Your instructions:
Where in the data does the word "What" appear? Find those lines and copy them.

Data to examine:
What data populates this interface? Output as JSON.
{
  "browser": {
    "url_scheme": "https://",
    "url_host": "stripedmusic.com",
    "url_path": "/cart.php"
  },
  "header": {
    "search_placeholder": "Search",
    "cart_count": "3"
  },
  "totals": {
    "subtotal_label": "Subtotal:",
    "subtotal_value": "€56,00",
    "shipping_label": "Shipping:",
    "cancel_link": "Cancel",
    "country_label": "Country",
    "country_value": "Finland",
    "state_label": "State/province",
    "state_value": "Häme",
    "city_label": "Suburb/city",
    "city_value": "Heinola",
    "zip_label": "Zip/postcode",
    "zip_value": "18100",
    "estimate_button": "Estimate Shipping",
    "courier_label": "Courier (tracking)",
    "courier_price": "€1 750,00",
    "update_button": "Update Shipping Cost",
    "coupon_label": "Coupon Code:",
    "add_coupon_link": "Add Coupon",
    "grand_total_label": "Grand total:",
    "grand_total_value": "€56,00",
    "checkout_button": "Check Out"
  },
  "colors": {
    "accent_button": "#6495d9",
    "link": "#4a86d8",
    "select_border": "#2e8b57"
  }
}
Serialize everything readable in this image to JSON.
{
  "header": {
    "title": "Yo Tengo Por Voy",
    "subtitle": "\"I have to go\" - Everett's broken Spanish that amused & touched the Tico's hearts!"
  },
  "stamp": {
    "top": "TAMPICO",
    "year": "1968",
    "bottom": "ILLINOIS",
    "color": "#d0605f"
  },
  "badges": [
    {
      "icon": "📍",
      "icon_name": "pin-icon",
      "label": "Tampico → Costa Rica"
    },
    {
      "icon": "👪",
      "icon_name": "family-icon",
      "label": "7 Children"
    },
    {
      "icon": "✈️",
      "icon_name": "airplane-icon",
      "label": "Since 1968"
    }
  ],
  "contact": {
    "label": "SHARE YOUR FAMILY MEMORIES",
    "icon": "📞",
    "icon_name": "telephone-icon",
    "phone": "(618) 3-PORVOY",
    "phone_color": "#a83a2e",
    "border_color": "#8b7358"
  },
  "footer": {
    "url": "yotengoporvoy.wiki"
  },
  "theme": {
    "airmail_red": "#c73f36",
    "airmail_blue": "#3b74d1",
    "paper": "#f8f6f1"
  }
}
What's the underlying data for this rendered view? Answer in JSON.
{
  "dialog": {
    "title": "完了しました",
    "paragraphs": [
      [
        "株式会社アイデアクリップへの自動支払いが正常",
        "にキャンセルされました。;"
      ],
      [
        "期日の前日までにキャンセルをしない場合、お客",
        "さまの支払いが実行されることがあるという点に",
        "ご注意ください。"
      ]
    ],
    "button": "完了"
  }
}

Problem solution:
What data populates this interface? Output as JSON.
What's the underlying data for this rendered view? Answer in JSON.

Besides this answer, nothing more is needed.